'Save Our Stages' supports local, independent venues threatened by COVID 

It's been nearly half a year since venues held a live event. Amid the coronavirus pandemic, many theaters and concert halls were the first to close, and likely will be the last to reopen. Venues large and small need help if there's any hope of reopening again.

The pandemic has left spaces, like the Pabst Theater in a lurch. Sure, holding small weddings or events can help here or there, but that doesn't replace putting people in seats. That's why groups like the Pabst Theater Group are urging state and federal lawmakers to take action now to ensure the show can go on.

It's been a long time since the lights lit the Pabst Theater stage, with hundreds filling one of Milwaukee's performance venue gems. Arts across the board have taken a massive hit since the pandemic shuttered ticket windows, neighborhood clubs and theater troops.

"We were the first to close, and we'll be the last ones to open," said Gary Witt, Pabst Theater Group CEO.

Witt said when is anybody's guess.

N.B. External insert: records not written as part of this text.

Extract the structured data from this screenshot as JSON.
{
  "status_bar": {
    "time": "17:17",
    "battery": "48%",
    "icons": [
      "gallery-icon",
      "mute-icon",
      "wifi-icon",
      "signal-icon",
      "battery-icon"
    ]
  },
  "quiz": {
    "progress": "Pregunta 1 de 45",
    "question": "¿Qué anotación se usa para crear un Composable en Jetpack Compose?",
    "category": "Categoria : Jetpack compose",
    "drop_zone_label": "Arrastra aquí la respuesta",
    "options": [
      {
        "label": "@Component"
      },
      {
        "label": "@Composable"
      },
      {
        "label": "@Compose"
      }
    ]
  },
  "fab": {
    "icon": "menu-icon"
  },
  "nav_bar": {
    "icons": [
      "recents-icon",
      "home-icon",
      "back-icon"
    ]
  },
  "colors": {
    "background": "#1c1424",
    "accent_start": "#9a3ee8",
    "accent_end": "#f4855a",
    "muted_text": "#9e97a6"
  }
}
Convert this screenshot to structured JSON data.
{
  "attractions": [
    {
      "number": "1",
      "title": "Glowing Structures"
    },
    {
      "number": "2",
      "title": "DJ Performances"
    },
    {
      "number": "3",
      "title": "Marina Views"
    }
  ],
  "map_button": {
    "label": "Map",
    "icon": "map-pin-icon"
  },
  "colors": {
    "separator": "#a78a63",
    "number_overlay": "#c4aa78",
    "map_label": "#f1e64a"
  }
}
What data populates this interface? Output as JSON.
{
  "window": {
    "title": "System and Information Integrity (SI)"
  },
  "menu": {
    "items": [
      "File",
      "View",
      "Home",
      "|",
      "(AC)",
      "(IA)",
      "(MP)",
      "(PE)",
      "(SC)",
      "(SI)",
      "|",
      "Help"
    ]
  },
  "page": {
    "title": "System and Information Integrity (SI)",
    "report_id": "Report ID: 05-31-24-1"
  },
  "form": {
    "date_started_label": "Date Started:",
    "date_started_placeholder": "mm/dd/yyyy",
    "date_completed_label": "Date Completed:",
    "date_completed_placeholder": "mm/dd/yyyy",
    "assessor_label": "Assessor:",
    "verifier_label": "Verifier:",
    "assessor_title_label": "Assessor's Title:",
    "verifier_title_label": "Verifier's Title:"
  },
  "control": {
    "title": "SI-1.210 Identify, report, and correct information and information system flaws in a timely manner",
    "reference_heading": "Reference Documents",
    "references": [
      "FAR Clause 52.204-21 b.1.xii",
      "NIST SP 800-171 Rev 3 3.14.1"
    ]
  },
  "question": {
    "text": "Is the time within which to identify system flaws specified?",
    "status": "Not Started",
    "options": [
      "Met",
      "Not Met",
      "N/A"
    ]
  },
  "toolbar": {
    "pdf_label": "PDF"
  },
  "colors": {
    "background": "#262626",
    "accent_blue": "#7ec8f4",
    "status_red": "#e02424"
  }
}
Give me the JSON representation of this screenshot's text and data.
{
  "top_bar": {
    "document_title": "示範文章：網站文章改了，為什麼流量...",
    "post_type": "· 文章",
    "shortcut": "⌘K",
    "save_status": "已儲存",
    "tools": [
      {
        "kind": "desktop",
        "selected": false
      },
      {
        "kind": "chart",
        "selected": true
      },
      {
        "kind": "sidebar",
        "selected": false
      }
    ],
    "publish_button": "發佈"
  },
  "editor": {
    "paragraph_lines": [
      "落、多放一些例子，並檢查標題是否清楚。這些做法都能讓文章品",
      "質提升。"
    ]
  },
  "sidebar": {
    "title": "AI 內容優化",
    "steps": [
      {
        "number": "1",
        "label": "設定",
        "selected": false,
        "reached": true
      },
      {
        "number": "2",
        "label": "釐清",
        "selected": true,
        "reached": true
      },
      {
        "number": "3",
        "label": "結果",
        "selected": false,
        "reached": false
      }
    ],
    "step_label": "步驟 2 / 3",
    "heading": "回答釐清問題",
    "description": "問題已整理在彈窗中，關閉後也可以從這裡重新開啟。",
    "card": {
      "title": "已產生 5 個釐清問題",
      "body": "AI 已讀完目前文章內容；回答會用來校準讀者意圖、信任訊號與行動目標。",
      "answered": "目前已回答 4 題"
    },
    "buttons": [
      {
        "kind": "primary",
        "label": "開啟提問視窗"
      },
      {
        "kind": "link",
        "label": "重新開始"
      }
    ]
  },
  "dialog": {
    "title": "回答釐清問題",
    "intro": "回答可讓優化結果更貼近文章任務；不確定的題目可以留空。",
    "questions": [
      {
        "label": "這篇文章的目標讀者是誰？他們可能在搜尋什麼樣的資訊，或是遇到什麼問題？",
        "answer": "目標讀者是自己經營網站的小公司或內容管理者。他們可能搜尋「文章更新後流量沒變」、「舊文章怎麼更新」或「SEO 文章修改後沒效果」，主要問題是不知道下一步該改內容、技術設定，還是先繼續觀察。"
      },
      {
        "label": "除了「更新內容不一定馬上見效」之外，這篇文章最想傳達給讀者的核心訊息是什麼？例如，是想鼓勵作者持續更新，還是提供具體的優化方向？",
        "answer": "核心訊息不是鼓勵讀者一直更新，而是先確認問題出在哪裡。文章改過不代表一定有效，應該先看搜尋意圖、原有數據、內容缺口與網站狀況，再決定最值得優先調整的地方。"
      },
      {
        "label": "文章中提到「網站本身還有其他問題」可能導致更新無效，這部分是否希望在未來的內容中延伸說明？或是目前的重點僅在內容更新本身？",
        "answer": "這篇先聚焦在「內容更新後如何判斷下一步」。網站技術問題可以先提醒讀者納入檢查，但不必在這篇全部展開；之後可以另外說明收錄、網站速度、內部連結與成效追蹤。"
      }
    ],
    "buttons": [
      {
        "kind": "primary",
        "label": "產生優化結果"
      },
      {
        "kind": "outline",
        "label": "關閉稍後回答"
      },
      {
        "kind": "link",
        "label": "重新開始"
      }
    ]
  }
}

Gary Witt

"As an industry, we very likely will not do another show for the remainder of 2020, and will likely be deeper into 2021 when we come back for business," said Witt.

While federal support helped early on, Witt said independent venues, from the Pabst to Bay View's Cactus Club need help paying the bills.

"Solutions lie in industries like ours doing whatever we possibly can to do to survive," said Witt.

But short-term workarounds like small private events can only go so far, which is why Witt's group and thousands of other independent venues large and small across the country are urging Congress to "Save Our Stages." 

"It would be a real hit to Wisconsin's economy, but also the arts, frankly, if these venues like we have all over the state close permanently," said Senator Tammy Baldwin (D-Wisconsin).

In an interview with the Door County Daily News, Baldwin said the bipartisan SOS Act -- which has a related bill with bipartisan support in the House -- would offer grants to cover costs like payroll, rent, bills and PPE.

"It's not just about saving the Pabst Theater Group, or saving The Rave, Cactus Club, or Shank Hall," said Witt. "It's really about saving the city of Milwaukee."

Because, as the way Witt sees it, the soul and identity of every city is the experiences people have, and if the lights go down for good, there won't be much of an experience left to have.